Last week it was all about central banks, when both the ECB and the PBOC unleashed a massive market rally. This week it will be about even more central banks, this time the Fed, which won't hike, and the BOJ, which may but most likely won't as the Fed and the ECB already did its work for it, sending the Yen tumbling with their actions and/or jawboning.
Paul Volcker announced his intention to squeeze inflation out of the system soon after he became Fed chairman. Too bad he didn’t save a better system. Not many men can resist the appeal of free money. Americans proved they were no better at it than others. Falling interest rates and the paper dollar gave them a way to impoverish themselves – by spending money they hadn’t earned. They took the opportunity offered to them. They borrowed and spent... and drove the entire world forward at a furious pace. But now that stage is over.
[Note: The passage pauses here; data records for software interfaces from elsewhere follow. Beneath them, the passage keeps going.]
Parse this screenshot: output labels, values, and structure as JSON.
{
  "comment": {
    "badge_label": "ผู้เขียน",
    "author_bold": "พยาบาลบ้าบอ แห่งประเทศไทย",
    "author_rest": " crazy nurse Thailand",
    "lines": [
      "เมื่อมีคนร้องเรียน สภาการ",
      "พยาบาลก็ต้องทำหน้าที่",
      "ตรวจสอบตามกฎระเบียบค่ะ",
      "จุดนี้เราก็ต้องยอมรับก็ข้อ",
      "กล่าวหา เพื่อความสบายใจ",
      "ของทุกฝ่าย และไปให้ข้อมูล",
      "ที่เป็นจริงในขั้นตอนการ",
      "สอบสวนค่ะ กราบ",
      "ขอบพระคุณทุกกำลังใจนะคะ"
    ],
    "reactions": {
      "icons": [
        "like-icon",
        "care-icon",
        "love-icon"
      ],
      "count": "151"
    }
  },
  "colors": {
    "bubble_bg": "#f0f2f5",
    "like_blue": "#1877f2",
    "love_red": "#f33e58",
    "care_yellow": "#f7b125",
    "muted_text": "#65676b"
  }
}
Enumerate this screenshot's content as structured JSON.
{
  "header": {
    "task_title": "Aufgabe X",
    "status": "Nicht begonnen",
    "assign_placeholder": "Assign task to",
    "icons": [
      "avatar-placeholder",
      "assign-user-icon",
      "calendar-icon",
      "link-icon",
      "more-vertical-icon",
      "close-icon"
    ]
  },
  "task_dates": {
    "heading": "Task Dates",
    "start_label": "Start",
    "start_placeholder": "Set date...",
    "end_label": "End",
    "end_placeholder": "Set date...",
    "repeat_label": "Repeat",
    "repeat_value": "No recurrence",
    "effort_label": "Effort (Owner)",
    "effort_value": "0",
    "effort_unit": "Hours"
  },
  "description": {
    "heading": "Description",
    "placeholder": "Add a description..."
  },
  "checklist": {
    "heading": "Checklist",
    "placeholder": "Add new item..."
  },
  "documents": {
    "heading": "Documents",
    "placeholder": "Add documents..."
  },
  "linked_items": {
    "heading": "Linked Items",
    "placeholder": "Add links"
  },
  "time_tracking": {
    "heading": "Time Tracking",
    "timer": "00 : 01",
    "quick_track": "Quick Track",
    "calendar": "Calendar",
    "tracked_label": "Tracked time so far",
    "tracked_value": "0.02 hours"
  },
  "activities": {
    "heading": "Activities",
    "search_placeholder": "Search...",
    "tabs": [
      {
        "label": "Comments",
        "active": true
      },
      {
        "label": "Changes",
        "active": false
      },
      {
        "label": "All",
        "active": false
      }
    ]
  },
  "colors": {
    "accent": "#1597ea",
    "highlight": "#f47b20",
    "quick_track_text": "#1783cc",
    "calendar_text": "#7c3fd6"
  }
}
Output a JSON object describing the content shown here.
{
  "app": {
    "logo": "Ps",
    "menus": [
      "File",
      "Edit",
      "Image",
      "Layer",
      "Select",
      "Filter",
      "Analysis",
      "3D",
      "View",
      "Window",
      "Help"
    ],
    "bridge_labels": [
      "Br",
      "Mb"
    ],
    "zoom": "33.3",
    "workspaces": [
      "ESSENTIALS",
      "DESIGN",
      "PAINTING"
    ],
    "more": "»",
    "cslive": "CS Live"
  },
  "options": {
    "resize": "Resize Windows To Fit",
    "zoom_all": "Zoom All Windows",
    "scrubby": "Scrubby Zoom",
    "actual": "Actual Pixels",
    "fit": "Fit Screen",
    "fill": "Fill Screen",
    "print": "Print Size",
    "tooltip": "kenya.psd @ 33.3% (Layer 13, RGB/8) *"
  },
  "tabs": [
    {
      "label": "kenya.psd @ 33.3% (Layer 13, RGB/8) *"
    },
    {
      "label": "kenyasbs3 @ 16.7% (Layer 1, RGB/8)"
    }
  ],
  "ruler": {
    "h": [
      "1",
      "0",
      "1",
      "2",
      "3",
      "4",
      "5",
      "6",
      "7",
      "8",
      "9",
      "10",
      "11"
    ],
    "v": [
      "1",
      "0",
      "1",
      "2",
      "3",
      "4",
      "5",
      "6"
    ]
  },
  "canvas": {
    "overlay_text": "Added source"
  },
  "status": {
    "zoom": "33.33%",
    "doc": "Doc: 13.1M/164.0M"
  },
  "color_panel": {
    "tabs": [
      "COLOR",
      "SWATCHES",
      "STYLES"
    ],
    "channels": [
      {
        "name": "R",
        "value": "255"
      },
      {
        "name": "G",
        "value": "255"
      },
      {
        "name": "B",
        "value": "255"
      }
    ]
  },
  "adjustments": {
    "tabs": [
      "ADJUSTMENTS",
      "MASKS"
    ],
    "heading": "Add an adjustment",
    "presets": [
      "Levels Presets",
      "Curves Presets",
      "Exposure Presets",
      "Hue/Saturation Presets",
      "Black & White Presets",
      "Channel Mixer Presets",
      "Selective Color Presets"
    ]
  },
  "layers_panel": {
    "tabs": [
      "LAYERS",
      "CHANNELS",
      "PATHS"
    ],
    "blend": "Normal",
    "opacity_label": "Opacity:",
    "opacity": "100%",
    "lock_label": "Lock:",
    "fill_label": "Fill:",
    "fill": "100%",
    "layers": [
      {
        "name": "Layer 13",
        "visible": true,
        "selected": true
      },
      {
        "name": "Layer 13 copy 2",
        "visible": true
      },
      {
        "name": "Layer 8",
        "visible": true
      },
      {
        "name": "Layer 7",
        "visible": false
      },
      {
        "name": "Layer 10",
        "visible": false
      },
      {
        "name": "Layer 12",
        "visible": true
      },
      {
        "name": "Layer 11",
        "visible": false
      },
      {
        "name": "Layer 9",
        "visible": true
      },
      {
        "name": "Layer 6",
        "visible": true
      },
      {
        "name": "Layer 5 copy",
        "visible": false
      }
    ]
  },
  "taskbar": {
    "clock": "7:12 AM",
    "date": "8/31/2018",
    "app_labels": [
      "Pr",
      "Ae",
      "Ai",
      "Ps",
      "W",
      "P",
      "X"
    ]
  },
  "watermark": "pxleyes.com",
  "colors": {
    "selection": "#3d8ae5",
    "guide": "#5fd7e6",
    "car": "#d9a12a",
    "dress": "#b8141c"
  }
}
Fed Quietly Revises Total US Debt From 330% To 350% Of GDP, After "Discovering" Another $2.7 Trillion In DebtSubmitted by Tyler Durden on 10/11/2015 19:26 -0500
The Fed has managed to kill two birds with one stone: it no longer provides a simple, one-stop-shop way to reconcile the total US credit stock, and it quietly boosted total US consolidated credit by $2.7 trillion to $62.1 trillion as of June 30, 2015.
As the following chart shows, after langushing between $70 and $800 billion in the second half of the last decade, since Q2 2010 US auto loans have been on an absolute tear, and have increased by over 40% in the past five years alone, to just shy of $1 trillion as of June 30!
The big overnight story was certainly the BOJ's announcement at 11pm Eastern whether or not the Japanese central bank would boost QE. This is how we previewed it: "now all eyes to the BOJ when tonight around 11pm Eastern, Japan's central bank is expected do and say precisely... nothing." Sure enough, nothing is precisely what the BOJ delivered, leading to a big, if brief tumble in the USDJPY suggesting many were expecting at least a little tip from the BOJ.
What the pundits attempt to do is have you focus on the forest from an inch away. While the endless optimism of the talking-heads, most recently that the selloff in developed equity markets has gone too far, each offering up various 'narrative' reasons to support their claim; simply put, they are full of tragic flaws. Allow us to color-code this for all those market "pros" and PhD "economists" who haven't been able to follow the premise over the past several months...
- Global stocks rally as investors scent fresh stimulus (Reuters)
- Japan's Nikkei 225 Rises 7.7% for Biggest Gain Since October 2008 (BBG)
- China's Stocks Advance for Second Day Amid Stimulus Speculation (BBG)
- Abe Pledges Corporate Tax Cut as Investments Slump (BBG)
- U.S. to shift 50 staff to boost office handling Clinton emails (Reuters)
- Chinese Premier Li Keqiang Says China Doesn't Want a Currency War (BBG)
- One Thing China Got Right (BBG)
Global Risk-On Euphoria: Japan's Nikkei Soars 7.7%, Biggest One Day Move In Seven Years; Futures SurgeSubmitted by Tyler Durden on 09/09/2015 05:53 -0500
And to think all it took was Gartman going short of stocks in 25% correction terms yesterday...